Other complications include things like phantom limb pain, a pain that is often felt in the area where an arm or leg existed before amputation. Although the limb is gone, the nerve endings at the amputation site continue to send pain signals to the brain that make the brain think the limb is still there.
In addition to the pain, rehabilitation for amputation is an ongoing process that can be extremely strenuous. If you need equipment or choose to get a prosthetic limb, the costs can add up quickly. The rehabilitation process can also take a toll on the patient’s mental health, as well. Many patients have to see a therapist to work through the trauma of the event. Of course, most victims are unable to work during their recovery, which can be an added financial strain as well.
Nebraska’s Contributory Negligence Rule
If you are considering pursuing a personal injury claim for your case, it’s important to remember that Nebraska is a comparative negligence state. This means that Nevada will assign a percentage of fault to each party involved in an accident. If you are awarded any damages from your claim, those damages will be reduced by the percentage of fault that you are assigned for the accident.
For personal injury cases, Nebraska follows a contributory negligence rule. This essentially means that in order to successfully recover damages for your injuries, you must prove that any fault you had in the accident is less than the total fault of all of the other drivers that you wish to seek compensation from.
For example, let's say you were involved in an accident with two other individuals, and the court finds that you were 10% at fault and each of the other individuals is found to be 45% at fault. If you suffered $100,000 in damages, you would only be eligible to collect $90,000 in damages.

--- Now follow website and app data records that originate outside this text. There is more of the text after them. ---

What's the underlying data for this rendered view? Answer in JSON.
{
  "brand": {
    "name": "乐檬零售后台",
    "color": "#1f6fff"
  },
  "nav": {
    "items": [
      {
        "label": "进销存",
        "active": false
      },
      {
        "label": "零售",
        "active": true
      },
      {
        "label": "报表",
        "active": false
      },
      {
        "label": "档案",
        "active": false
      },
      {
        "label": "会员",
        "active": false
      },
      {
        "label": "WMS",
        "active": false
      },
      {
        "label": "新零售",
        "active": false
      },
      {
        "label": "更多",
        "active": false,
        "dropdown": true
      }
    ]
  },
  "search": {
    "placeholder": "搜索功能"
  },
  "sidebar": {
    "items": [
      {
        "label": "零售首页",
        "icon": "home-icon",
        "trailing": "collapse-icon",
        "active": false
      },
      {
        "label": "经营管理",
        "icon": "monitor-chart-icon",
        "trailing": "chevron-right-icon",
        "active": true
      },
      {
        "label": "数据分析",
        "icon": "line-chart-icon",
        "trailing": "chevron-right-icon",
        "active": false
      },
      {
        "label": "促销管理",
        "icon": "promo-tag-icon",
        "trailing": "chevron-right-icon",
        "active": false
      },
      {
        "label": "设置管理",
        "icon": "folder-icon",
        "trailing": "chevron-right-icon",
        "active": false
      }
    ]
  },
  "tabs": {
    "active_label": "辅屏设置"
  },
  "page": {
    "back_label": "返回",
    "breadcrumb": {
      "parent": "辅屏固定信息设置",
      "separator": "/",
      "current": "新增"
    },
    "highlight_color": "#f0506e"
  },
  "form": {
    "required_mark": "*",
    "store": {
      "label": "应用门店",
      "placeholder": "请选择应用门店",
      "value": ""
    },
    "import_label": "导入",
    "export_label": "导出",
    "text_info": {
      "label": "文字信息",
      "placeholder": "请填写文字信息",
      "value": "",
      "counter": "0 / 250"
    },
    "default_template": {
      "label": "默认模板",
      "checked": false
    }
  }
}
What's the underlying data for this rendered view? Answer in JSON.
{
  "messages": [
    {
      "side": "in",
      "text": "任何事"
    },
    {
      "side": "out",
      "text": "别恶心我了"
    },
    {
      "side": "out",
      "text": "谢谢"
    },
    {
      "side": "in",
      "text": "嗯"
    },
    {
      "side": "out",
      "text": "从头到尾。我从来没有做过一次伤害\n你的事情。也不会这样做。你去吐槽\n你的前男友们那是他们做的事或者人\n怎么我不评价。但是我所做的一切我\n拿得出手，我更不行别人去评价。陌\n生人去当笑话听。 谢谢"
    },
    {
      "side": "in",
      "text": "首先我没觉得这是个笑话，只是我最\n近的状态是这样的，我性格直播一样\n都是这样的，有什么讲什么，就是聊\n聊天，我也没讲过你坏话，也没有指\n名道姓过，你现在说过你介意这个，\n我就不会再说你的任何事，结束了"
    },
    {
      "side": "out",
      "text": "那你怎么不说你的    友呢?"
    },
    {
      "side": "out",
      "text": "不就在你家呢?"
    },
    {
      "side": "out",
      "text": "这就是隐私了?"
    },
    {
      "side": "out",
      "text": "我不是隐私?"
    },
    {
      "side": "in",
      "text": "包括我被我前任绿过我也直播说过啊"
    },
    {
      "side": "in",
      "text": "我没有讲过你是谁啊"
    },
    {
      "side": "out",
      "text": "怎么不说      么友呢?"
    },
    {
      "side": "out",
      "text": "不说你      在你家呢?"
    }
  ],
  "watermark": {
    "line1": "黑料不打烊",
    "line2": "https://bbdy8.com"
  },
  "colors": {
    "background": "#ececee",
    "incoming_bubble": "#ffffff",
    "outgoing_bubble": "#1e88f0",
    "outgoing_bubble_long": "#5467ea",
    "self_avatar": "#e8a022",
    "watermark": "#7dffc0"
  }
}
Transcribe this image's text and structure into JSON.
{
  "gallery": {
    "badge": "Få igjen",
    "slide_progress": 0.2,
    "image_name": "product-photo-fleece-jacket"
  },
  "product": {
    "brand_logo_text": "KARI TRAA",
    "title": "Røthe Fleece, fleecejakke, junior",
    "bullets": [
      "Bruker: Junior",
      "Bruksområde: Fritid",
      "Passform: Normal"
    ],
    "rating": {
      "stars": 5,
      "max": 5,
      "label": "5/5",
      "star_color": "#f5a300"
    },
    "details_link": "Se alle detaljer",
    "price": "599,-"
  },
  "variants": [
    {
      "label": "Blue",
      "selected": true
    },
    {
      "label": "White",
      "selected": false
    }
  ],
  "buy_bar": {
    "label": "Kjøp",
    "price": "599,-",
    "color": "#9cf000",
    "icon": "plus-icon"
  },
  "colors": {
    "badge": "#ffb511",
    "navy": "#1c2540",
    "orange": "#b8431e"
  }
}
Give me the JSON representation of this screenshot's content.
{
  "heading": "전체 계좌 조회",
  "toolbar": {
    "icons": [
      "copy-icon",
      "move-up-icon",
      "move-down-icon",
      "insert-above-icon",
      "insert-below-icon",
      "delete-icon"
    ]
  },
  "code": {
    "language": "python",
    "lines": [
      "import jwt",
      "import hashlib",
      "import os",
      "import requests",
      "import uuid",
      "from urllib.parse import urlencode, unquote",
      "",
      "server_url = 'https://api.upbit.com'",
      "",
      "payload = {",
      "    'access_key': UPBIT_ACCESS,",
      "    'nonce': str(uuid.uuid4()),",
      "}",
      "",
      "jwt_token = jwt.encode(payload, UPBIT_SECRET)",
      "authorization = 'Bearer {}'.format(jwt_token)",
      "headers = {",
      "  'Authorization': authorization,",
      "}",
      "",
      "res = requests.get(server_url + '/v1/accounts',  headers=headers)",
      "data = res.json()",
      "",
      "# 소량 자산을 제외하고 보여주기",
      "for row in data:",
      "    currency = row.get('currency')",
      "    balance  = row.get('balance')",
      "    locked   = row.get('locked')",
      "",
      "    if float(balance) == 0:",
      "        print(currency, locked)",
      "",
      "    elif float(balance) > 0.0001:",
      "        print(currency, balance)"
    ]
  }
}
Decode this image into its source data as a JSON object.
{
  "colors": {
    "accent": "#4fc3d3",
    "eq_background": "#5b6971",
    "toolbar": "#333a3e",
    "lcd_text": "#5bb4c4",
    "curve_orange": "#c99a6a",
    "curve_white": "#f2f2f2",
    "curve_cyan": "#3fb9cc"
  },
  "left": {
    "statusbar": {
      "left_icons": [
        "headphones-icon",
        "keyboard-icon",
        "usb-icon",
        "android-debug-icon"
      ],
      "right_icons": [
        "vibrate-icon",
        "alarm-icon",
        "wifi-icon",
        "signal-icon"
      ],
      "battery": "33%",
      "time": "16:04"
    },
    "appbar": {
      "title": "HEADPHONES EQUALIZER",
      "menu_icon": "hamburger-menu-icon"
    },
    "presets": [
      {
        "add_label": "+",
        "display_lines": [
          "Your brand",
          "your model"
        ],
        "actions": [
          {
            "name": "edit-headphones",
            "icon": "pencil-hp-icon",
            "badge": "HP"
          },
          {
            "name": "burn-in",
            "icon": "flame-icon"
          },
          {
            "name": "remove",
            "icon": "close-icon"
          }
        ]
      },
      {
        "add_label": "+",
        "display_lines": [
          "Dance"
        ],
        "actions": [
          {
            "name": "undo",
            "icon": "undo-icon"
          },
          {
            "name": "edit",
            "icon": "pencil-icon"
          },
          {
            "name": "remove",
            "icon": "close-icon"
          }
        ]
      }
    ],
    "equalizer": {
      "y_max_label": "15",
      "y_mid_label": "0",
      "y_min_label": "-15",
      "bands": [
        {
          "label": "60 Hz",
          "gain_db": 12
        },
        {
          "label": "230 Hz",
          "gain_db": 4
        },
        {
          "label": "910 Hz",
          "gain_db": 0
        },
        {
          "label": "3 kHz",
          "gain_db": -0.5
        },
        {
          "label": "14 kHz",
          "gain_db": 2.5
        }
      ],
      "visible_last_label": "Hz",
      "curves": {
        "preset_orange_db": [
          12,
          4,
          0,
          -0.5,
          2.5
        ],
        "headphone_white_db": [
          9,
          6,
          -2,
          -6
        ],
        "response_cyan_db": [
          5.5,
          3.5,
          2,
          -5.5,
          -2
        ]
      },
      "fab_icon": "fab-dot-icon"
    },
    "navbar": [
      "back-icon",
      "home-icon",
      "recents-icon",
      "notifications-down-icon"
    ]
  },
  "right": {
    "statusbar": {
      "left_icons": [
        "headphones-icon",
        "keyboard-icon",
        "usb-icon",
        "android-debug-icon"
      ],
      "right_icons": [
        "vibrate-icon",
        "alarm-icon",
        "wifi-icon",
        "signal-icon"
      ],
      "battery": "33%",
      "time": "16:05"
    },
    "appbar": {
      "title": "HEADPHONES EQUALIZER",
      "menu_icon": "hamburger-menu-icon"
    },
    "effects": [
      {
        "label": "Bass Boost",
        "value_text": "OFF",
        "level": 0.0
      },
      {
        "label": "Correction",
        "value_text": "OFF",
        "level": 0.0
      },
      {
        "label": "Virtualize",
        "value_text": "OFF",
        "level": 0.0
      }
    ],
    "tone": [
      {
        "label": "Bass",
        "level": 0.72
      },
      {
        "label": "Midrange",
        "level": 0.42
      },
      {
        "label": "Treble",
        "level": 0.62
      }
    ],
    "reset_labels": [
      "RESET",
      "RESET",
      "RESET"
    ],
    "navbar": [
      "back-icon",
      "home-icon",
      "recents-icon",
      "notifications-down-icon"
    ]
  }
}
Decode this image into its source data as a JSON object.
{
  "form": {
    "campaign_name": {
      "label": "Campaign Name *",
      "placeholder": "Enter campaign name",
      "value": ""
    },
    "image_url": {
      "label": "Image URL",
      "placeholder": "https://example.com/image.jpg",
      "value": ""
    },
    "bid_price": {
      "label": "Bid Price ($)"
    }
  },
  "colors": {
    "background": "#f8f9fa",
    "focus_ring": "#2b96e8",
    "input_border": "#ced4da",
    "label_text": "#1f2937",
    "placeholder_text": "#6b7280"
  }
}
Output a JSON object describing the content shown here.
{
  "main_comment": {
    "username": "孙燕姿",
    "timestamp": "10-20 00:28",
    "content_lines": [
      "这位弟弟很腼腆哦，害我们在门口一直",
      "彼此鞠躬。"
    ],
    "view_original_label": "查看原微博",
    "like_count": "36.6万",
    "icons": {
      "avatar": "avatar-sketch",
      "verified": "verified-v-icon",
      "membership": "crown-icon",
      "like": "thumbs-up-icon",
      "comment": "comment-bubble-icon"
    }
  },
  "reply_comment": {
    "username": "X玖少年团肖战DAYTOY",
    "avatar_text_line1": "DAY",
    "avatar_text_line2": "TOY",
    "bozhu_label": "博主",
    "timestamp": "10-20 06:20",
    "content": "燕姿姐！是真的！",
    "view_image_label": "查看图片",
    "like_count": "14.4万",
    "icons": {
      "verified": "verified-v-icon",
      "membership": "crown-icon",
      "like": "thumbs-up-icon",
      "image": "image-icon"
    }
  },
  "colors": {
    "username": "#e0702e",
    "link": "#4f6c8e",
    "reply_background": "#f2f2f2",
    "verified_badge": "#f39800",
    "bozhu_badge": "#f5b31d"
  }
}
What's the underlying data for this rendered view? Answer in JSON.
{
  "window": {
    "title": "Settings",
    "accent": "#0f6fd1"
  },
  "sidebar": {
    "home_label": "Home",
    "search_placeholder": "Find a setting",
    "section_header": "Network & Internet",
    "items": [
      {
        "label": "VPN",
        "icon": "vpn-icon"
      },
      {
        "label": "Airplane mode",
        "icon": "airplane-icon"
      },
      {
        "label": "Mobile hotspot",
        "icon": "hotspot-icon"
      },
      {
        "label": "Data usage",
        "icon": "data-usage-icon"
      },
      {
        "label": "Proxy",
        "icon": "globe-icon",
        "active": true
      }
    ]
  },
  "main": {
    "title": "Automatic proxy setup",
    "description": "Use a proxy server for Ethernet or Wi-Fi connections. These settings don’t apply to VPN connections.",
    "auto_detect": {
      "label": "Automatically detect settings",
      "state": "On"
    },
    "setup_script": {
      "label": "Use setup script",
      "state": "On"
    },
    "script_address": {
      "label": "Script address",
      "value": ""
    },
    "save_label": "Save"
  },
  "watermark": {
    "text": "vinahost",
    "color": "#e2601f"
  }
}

There are compensatory damages that you can recover for things such as medical bills and lost wages. These are considered economic damages. You can also recover non-economic damages for things such as pain and suffering and punitive damages.